It's a quarter of a mile, for sighting of the distant. Steps up to 75mph at the distant itself as opposed to by the box.

From what I was told, originally the entire Crewe - Chester line was 75, including through Beeston in both directions. When the line was upgraded to 90, that's when they discovered that not only was the sighting of the down distant at Beeston too short for 90, it wasn't even good enough for 75 and the limit should have never been that high! And thus the 65 appeared.
 

Tomnick

Established Member
Joined
10 Jun 2005
Messages
5,602
Not sure I've ever heard of a banner for a distant signal. Is it even possible ?
From the Rule Book (signals handbook). Not sure that I’ve ever seen one though! You might as well move the distant signal as go to all the trouble of designing and installing a banner repeater, and I’m not sure it’s even permissible to use a banner repeater to calculate braking distance.

09B5AB60-0CCF-481B-9ECB-08014249B231.jpeg
 

ComUtoR

Established Member
Joined
13 Dec 2013
Messages
7,508
Location
UK
Well blow me down.

Not sure I see the point of a banner for a distant. If the distant was 'on' I'd still wait till the distant before I stuck the brake in, especially if there is a likelihood of the distant stepping up.

Cheers Tommy McTomNick
 

Tomnick

Established Member
Joined
10 Jun 2005
Messages
5,602
Well blow me down.

Not sure I see the point of a banner for a distant. If the distant was 'on' I'd still wait till the distant before I stuck the brake in, especially if there is a likelihood of the distant stepping up.

Cheers Tommy McTomNick
I guess you might’ve found one at a location where it wasn’t possible to achieve the minimum sighting time without using a combination of a banner repeater and the distant signal itself. I’ve found one, sort of, anyway:

https://www.roscalen.com/signals/WestMids/index.htm (scroll down to near the bottom)
 

Llama

Established Member
Joined
29 Apr 2014
Messages
1,914
I'm always amused and baffled by the down fast through Slade Lane Junction in Manchester. It's 90 from Stockport viaduct to Slade Lane, goes down to 75 over the junction, back up to 90 but only for a quarter of a mile or so before it drops to 65 at Longsite.
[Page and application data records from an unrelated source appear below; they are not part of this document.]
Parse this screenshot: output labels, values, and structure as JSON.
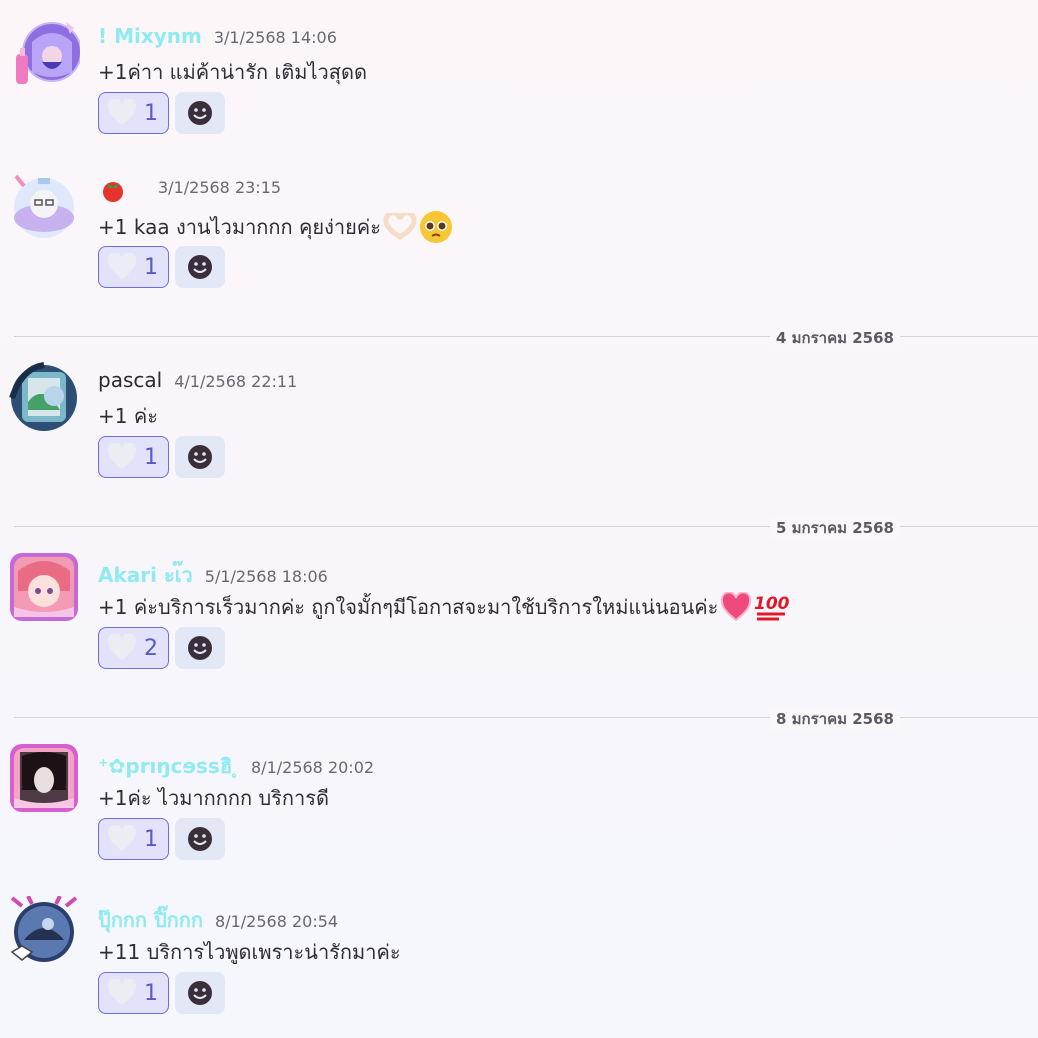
{
  "messages": [
    {
      "username": "! Mixynm",
      "timestamp": "3/1/2568 14:06",
      "text": "+1ค่าา แม่ค้าน่ารัก เติมไวสุดด",
      "reaction_count": "1"
    },
    {
      "username": "",
      "timestamp": "3/1/2568 23:15",
      "text": "+1 kaa งานไวมากกก คุยง่ายค่ะ",
      "reaction_count": "1"
    },
    {
      "username": "pascal",
      "timestamp": "4/1/2568 22:11",
      "text": "+1 ค่ะ",
      "reaction_count": "1"
    },
    {
      "username": "Akari ะเ๊ว",
      "timestamp": "5/1/2568 18:06",
      "text": "+1 ค่ะบริการเร็วมากค่ะ ถูกใจมั้กๆมีโอกาสจะมาใช้บริการใหม่แน่นอนค่ะ",
      "reaction_count": "2"
    },
    {
      "username": "⁺✿prıŋcɘssฮิ ̥",
      "timestamp": "8/1/2568 20:02",
      "text": "+1ค่ะ ไวมากกกก บริการดี",
      "reaction_count": "1"
    },
    {
      "username": "ปุ๊กกก ปิ๊กกก",
      "timestamp": "8/1/2568 20:54",
      "text": "+11 บริการไวพูดเพราะน่ารักมาค่ะ",
      "reaction_count": "1"
    }
  ],
  "dividers": [
    "4 มกราคม 2568",
    "5 มกราคม 2568",
    "8 มกราคม 2568"
  ],
  "icons": {
    "reaction": "heart-icon",
    "add_reaction": "smiley-icon",
    "emoji_tomato": "tomato-icon",
    "emoji_heart_hands": "heart-hands-icon",
    "emoji_pleading": "pleading-face-icon",
    "emoji_heart": "heart-icon",
    "emoji_hundred": "hundred-points-icon"
  },
  "colors": {
    "username_accent": "#8feaf2",
    "reaction_border": "#6e6ce0",
    "reaction_bg": "#e3e2fb"
  }
}
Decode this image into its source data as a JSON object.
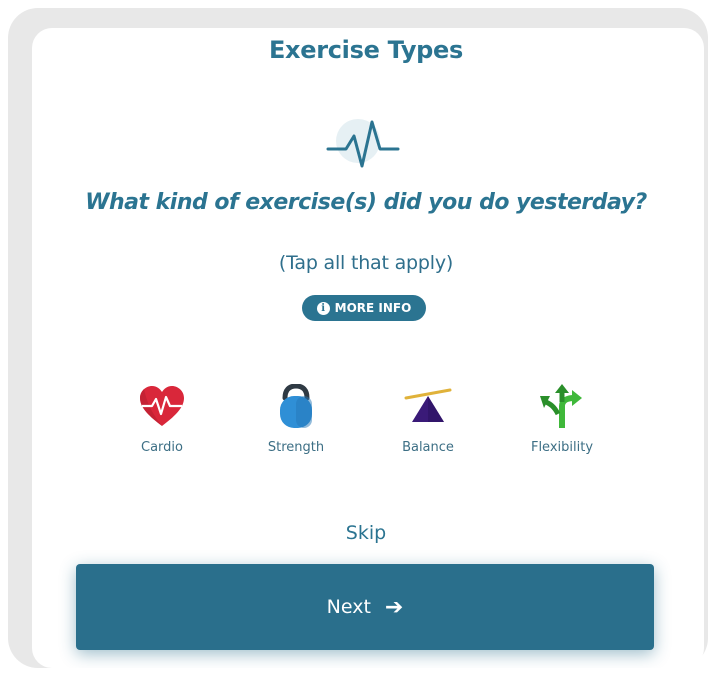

I can't think of any unit that can go from 75 to 90 to 65 in that space - and the DMUs that I drive would struggle to even power up before it's time to put the brake in for the 65. Not the shortest by any means, but surely one of the most pointless.....
Think back to a few decades ago when 'maximum line speed', with restrictions to that line speed, was the norm rather than thinking that every change in permissible speed is there for a reason as it seems to be today. A lot of the older setups are disappearing which confuses new drivers and makes them think that those seemingly odd and very short increases in permissible speed that are left are an oddity.
 

ComUtoR

Established Member
Joined
13 Dec 2013
Messages
7,508
Location
UK
I checked Railsigns and they have been listed as discontinued as of 1992.

Let me go check the Group Standards........ J/K That place is hell.
 

craigybagel

Established Member
Joined
25 Oct 2012
Messages
3,566
Think back to a few decades ago when 'maximum line speed', with restrictions to that line speed, was the norm rather than thinking that every change in permissible speed is there for a reason as it seems to be today. A lot of the older setups are disappearing which confuses new drivers and makes them think that those seemingly odd and very short increases in permissible speed that are left are an oddity.

Ah I see thank you - in that context it does make a bit more sense
 
Status
Not open for further replies.

Top